David Stewart, Of Counsel, Ropes & Gray, LLP
Connie Jones, Director of Responsible Gaming, International Game Technology
Richard A. LaBrie, Ed.D., Instructor in Psychiatry, Harvard Medical
Room N107

9:15 - 10:15 a.m. – Analyzing the Costs and Benefits of Gambling: Cultural, Historical and Economic Perspectives
Alan Feldman, Senior Vice President of Public Affairs, MGM MIRAGE
William Eadington, Ph.D., Professor of Economics and Director, Institute for the Study of Gambling and Commercial Gaming, University of Nevada, Reno
David Schwartz, Ph.D., Director, Center for Gaming Research, University of Nevada, Las Vegas
Douglas M. Walker, Ph.D., Associate Professor in Economics, Georgia College and State University
Room N107
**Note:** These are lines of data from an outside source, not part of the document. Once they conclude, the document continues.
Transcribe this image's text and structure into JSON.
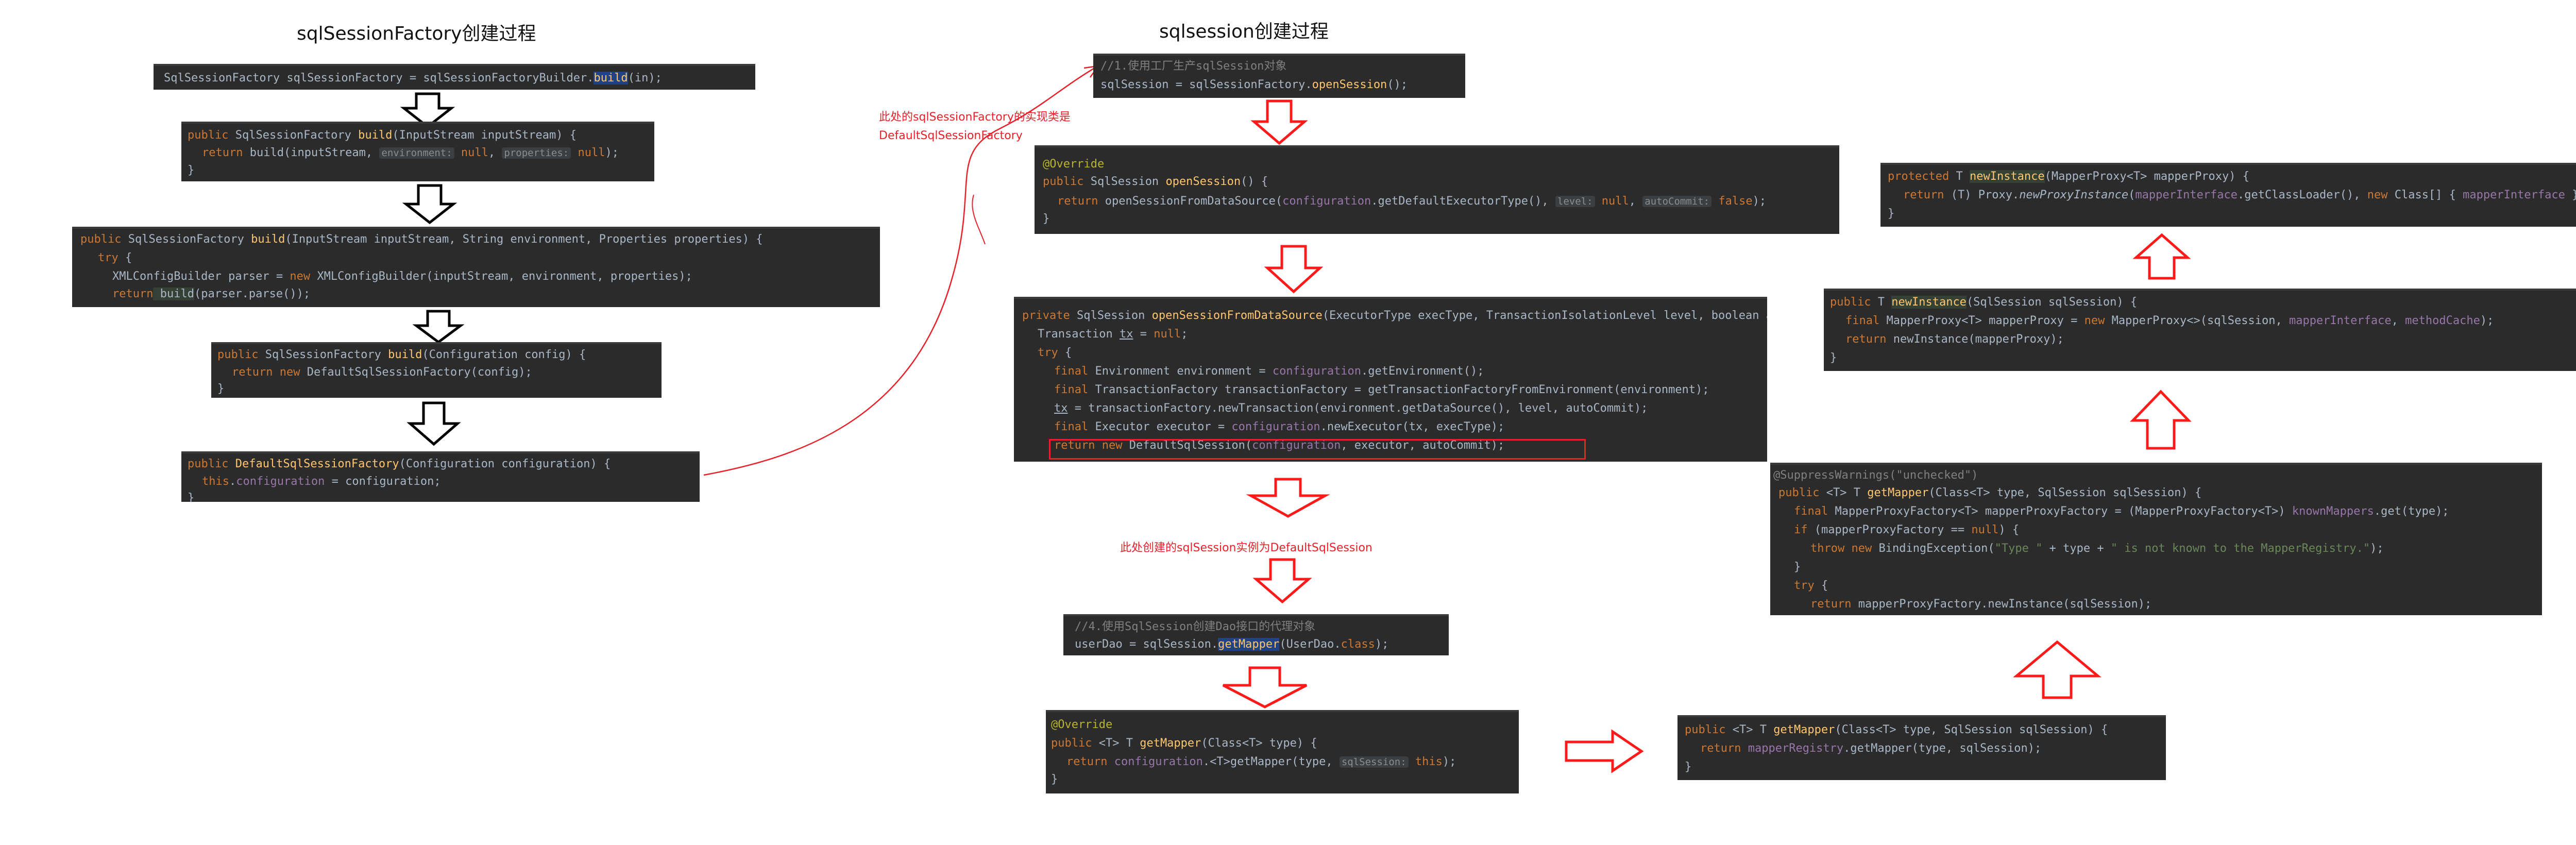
{
  "titles": {
    "factory": "sqlSessionFactory创建过程",
    "session": "sqlsession创建过程"
  },
  "notes": {
    "impl_line1": "此处的sqlSessionFactory的实现类是",
    "impl_line2": "DefaultSqlSessionFactory",
    "session_impl": "此处创建的sqlSession实例为DefaultSqlSession"
  },
  "code": {
    "b1": {
      "l1a": "SqlSessionFactory sqlSessionFactory = sqlSessionFactoryBuilder.",
      "l1b": "build",
      "l1c": "(in);"
    },
    "b2": {
      "l1_kw": "public",
      "l1_type": " SqlSessionFactory ",
      "l1_fn": "build",
      "l1_rest": "(InputStream inputStream) {",
      "l2_kw": "return",
      "l2_a": " build(inputStream, ",
      "l2_h1": "environment:",
      "l2_v1": " null",
      "l2_b": ", ",
      "l2_h2": "properties:",
      "l2_v2": " null",
      "l2_c": ");",
      "l3": "}"
    },
    "b3": {
      "l1_kw": "public",
      "l1_type": " SqlSessionFactory ",
      "l1_fn": "build",
      "l1_rest": "(InputStream inputStream, String environment, Properties properties) {",
      "l2_kw": "try",
      "l2_rest": " {",
      "l3_a": "XMLConfigBuilder parser = ",
      "l3_kw": "new",
      "l3_b": " XMLConfigBuilder(inputStream, environment, properties);",
      "l4_kw": "return",
      "l4_hl": " build",
      "l4_rest": "(parser.parse());"
    },
    "b4": {
      "l1_kw": "public",
      "l1_type": " SqlSessionFactory ",
      "l1_fn": "build",
      "l1_rest": "(Configuration config) {",
      "l2_kw": "return new",
      "l2_rest": " DefaultSqlSessionFactory(config);",
      "l3": "}"
    },
    "b5": {
      "l1_kw": "public",
      "l1_fn": " DefaultSqlSessionFactory",
      "l1_rest": "(Configuration configuration) {",
      "l2_kw": "this",
      "l2_dot": ".",
      "l2_fld": "configuration",
      "l2_rest": " = configuration;",
      "l3": "}"
    },
    "s1": {
      "l1": "//1.使用工厂生产sqlSession对象",
      "l2a": "sqlSession = sqlSessionFactory.",
      "l2b": "openSession",
      "l2c": "();"
    },
    "s2": {
      "l1": "@Override",
      "l2_kw": "public",
      "l2_type": " SqlSession ",
      "l2_fn": "openSession",
      "l2_rest": "() {",
      "l3_kw": "return",
      "l3_a": " openSessionFromDataSource(",
      "l3_fld": "configuration",
      "l3_b": ".getDefaultExecutorType(), ",
      "l3_h1": "level:",
      "l3_v1": " null",
      "l3_c": ", ",
      "l3_h2": "autoCommit:",
      "l3_v2": " false",
      "l3_d": ");",
      "l4": "}"
    },
    "s3": {
      "l1_kw": "private",
      "l1_type": " SqlSession ",
      "l1_fn": "openSessionFromDataSource",
      "l1_rest": "(ExecutorType execType, TransactionIsolationLevel level, boolean autoCommit) {",
      "l2_a": "Transaction ",
      "l2_u": "tx",
      "l2_b": " = ",
      "l2_kw": "null",
      "l2_c": ";",
      "l3_kw": "try",
      "l3_rest": " {",
      "l4_kw": "final",
      "l4_a": " Environment environment = ",
      "l4_fld": "configuration",
      "l4_b": ".getEnvironment();",
      "l5_kw": "final",
      "l5_a": " TransactionFactory transactionFactory = getTransactionFactoryFromEnvironment(environment);",
      "l6_u": "tx",
      "l6_rest": " = transactionFactory.newTransaction(environment.getDataSource(), level, autoCommit);",
      "l7_kw": "final",
      "l7_a": " Executor executor = ",
      "l7_fld": "configuration",
      "l7_b": ".newExecutor(tx, execType);",
      "l8_kw": "return new",
      "l8_a": " DefaultSqlSession(",
      "l8_fld": "configuration",
      "l8_b": ", executor, autoCommit);"
    },
    "s4": {
      "l1": "//4.使用SqlSession创建Dao接口的代理对象",
      "l2a": "userDao = sqlSession.",
      "l2b": "getMapper",
      "l2c": "(UserDao.",
      "l2kw": "class",
      "l2d": ");"
    },
    "s5": {
      "l1": "@Override",
      "l2_kw": "public",
      "l2_a": " <T> T ",
      "l2_fn": "getMapper",
      "l2_rest": "(Class<T> type) {",
      "l3_kw": "return",
      "l3_fld": " configuration",
      "l3_a": ".<T>getMapper(type, ",
      "l3_h": "sqlSession:",
      "l3_kw2": " this",
      "l3_b": ");",
      "l4": "}"
    },
    "m1": {
      "l1_kw": "public",
      "l1_a": " <T> T ",
      "l1_fn": "getMapper",
      "l1_rest": "(Class<T> type, SqlSession sqlSession) {",
      "l2_kw": "return",
      "l2_fld": " mapperRegistry",
      "l2_rest": ".getMapper(type, sqlSession);",
      "l3": "}"
    },
    "m2": {
      "l1": "@SuppressWarnings(\"unchecked\")",
      "l2_kw": "public",
      "l2_a": " <T> T ",
      "l2_fn": "getMapper",
      "l2_rest": "(Class<T> type, SqlSession sqlSession) {",
      "l3_kw": "final",
      "l3_a": " MapperProxyFactory<T> mapperProxyFactory = (MapperProxyFactory<T>) ",
      "l3_fld": "knownMappers",
      "l3_b": ".get(type);",
      "l4_kw": "if",
      "l4_a": " (mapperProxyFactory == ",
      "l4_kw2": "null",
      "l4_b": ") {",
      "l5_kw": "throw new",
      "l5_a": " BindingException(",
      "l5_s1": "\"Type \"",
      "l5_b": " + type + ",
      "l5_s2": "\" is not known to the MapperRegistry.\"",
      "l5_c": ");",
      "l6": "}",
      "l7_kw": "try",
      "l7_rest": " {",
      "l8_kw": "return",
      "l8_rest": " mapperProxyFactory.newInstance(sqlSession);"
    },
    "m3": {
      "l1_kw": "public",
      "l1_a": " T ",
      "l1_fn": "newInstance",
      "l1_rest": "(SqlSession sqlSession) {",
      "l2_kw": "final",
      "l2_a": " MapperProxy<T> mapperProxy = ",
      "l2_kw2": "new",
      "l2_b": " MapperProxy<>(sqlSession, ",
      "l2_f1": "mapperInterface",
      "l2_c": ", ",
      "l2_f2": "methodCache",
      "l2_d": ");",
      "l3_kw": "return",
      "l3_rest": " newInstance(mapperProxy);",
      "l4": "}"
    },
    "m4": {
      "l1_kw": "protected",
      "l1_a": " T ",
      "l1_fn": "newInstance",
      "l1_rest": "(MapperProxy<T> mapperProxy) {",
      "l2_kw": "return",
      "l2_a": " (T) Proxy.",
      "l2_i": "newProxyInstance",
      "l2_b": "(",
      "l2_f1": "mapperInterface",
      "l2_c": ".getClassLoader(), ",
      "l2_kw2": "new",
      "l2_d": " Class[] { ",
      "l2_f2": "mapperInterface",
      "l2_e": " }, mapperProxy);",
      "l3": "}"
    }
  }
}
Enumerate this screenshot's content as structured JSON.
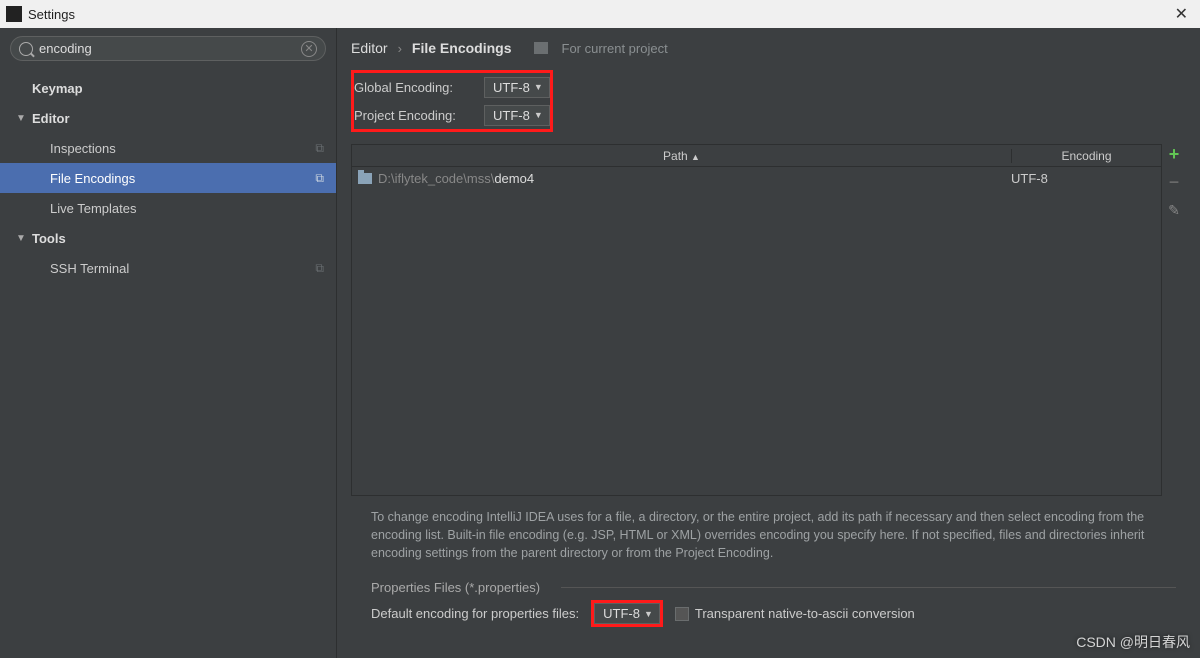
{
  "window": {
    "title": "Settings"
  },
  "search": {
    "value": "encoding"
  },
  "sidebar": {
    "items": [
      {
        "label": "Keymap",
        "type": "bold"
      },
      {
        "label": "Editor",
        "type": "bold-exp"
      },
      {
        "label": "Inspections",
        "type": "sub",
        "icon": true
      },
      {
        "label": "File Encodings",
        "type": "sub",
        "icon": true,
        "selected": true
      },
      {
        "label": "Live Templates",
        "type": "sub"
      },
      {
        "label": "Tools",
        "type": "bold-exp"
      },
      {
        "label": "SSH Terminal",
        "type": "sub",
        "icon": true
      }
    ]
  },
  "breadcrumbs": {
    "a": "Editor",
    "b": "File Encodings",
    "badge": "For current project"
  },
  "form": {
    "global_label": "Global Encoding:",
    "global_value": "UTF-8",
    "project_label": "Project Encoding:",
    "project_value": "UTF-8"
  },
  "table": {
    "head_path": "Path",
    "head_enc": "Encoding",
    "rows": [
      {
        "path_dim": "D:\\iflytek_code\\mss\\",
        "path_bright": "demo4",
        "encoding": "UTF-8"
      }
    ]
  },
  "info": "To change encoding IntelliJ IDEA uses for a file, a directory, or the entire project, add its path if necessary and then select encoding from the encoding list. Built-in file encoding (e.g. JSP, HTML or XML) overrides encoding you specify here. If not specified, files and directories inherit encoding settings from the parent directory or from the Project Encoding.",
  "props": {
    "section": "Properties Files (*.properties)",
    "label": "Default encoding for properties files:",
    "value": "UTF-8",
    "checkbox": "Transparent native-to-ascii conversion"
  },
  "watermark": "CSDN @明日春风"
}
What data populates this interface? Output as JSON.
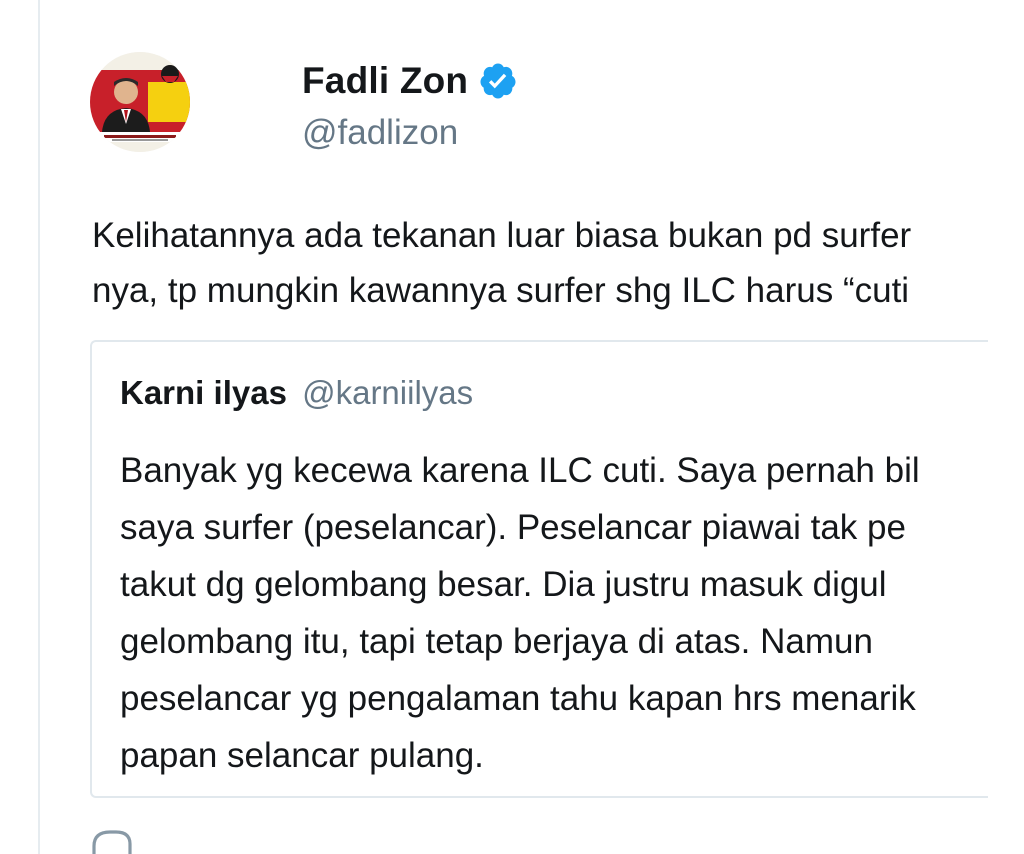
{
  "tweet": {
    "author": {
      "display_name": "Fadli Zon",
      "handle": "@fadlizon",
      "verified": true,
      "avatar_icon": "profile-photo"
    },
    "text_lines": [
      "Kelihatannya ada tekanan luar biasa bukan pd surfer",
      "nya, tp mungkin kawannya surfer shg ILC harus “cuti"
    ],
    "quoted_tweet": {
      "display_name": "Karni ilyas",
      "handle": "@karniilyas",
      "text_lines": [
        "Banyak yg kecewa karena ILC cuti. Saya pernah bil",
        "saya surfer (peselancar). Peselancar piawai tak pe",
        "takut dg gelombang besar. Dia justru masuk digul",
        "gelombang itu, tapi tetap berjaya di atas. Namun",
        "peselancar yg pengalaman tahu kapan hrs menarik",
        "papan selancar pulang."
      ]
    },
    "actions": {
      "reply_icon": "reply-icon"
    }
  },
  "colors": {
    "verified_blue": "#1da1f2",
    "secondary_text": "#657786",
    "primary_text": "#14171a",
    "border": "#e1e8ed"
  }
}
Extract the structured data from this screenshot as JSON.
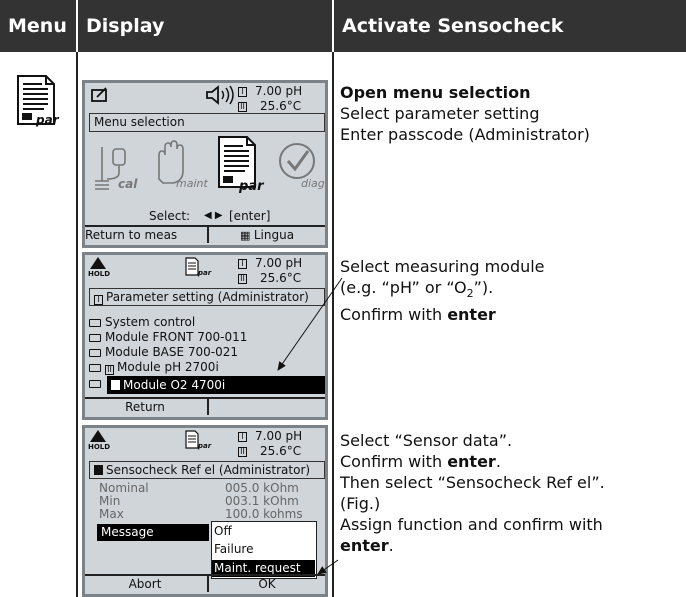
{
  "header": {
    "col_menu": "Menu",
    "col_display": "Display",
    "col_action": "Activate Sensocheck"
  },
  "screen1": {
    "reading_ph": "7.00 pH",
    "reading_temp": "25.6°C",
    "title_box": "Menu selection",
    "icons": {
      "cal": "cal",
      "maint": "maint",
      "par": "par",
      "diag": "diag"
    },
    "select_label": "Select:",
    "select_hint": "[enter]",
    "soft_left": "Return to meas",
    "soft_right": "Lingua"
  },
  "screen2": {
    "hold": "HOLD",
    "par": "par",
    "reading_ph": "7.00 pH",
    "reading_temp": "25.6°C",
    "title_box": "Parameter setting (Administrator)",
    "items": [
      "System control",
      "Module FRONT 700-011",
      "Module BASE 700-021",
      "Module pH 2700i",
      "Module O2 4700i"
    ],
    "soft_left": "Return",
    "soft_right": ""
  },
  "screen3": {
    "hold": "HOLD",
    "par": "par",
    "reading_ph": "7.00 pH",
    "reading_temp": "25.6°C",
    "title_box": "Sensocheck Ref el (Administrator)",
    "rows": [
      {
        "label": "Nominal",
        "value": "005.0 kOhm"
      },
      {
        "label": "Min",
        "value": "003.1 kOhm"
      },
      {
        "label": "Max",
        "value": "100.0 kohms"
      }
    ],
    "message_label": "Message",
    "options": [
      "Off",
      "Failure",
      "Maint. request"
    ],
    "soft_left": "Abort",
    "soft_right": "OK"
  },
  "action1": {
    "heading": "Open menu selection",
    "line1": "Select parameter setting",
    "line2": "Enter passcode (Administrator)"
  },
  "action2": {
    "line1": "Select measuring module",
    "line2_pre": "(e.g. “pH” or “O",
    "line2_sub": "2",
    "line2_post": "”).",
    "line3_pre": "Confirm with ",
    "line3_bold": "enter"
  },
  "action3": {
    "line1": "Select “Sensor data”.",
    "line2_pre": "Confirm with ",
    "line2_bold": "enter",
    "line2_post": ".",
    "line3": "Then select “Sensocheck Ref el”.",
    "line4": "(Fig.)",
    "line5": "Assign function and confirm with",
    "line6_bold": "enter",
    "line6_post": "."
  }
}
10:30 - 11:30 a.m. – G2E Opening Day Keynote Address featuring award-winning journalist Ron Insana
Room N250

11:45 a.m. - 12:45 p.m. – Common Cause: How HR Departments and EAPs Address Gambling Disorders in the Workforce
Sue Cox, Board Member, NCRG
Robert Boswell, Senior Vice President, Pioneer Behavioral Health
Carl G. Braunlich, D.B.A., Associate Professor, William F. Harrah College of Hotel Administration, University of Nevada, Las Vegas
Susan McDaniel, Director of Human Resources, The Mirage
Room N107

2 - 3 p.m. – Working Together: Responsible Gaming in Indian Country
Jana McKeag, President, Lowry Strategies
Kate Spilde Contreras, Ph.D., Chair, Sycuan Institute on Tribal Gaming, San Diego State University
Jacob Coin, Director, Office of Public Affairs, San Manuel Band of Mission Indians
Room N102

3 p.m. – G2E Show Floor Tour (Pre-registration Required)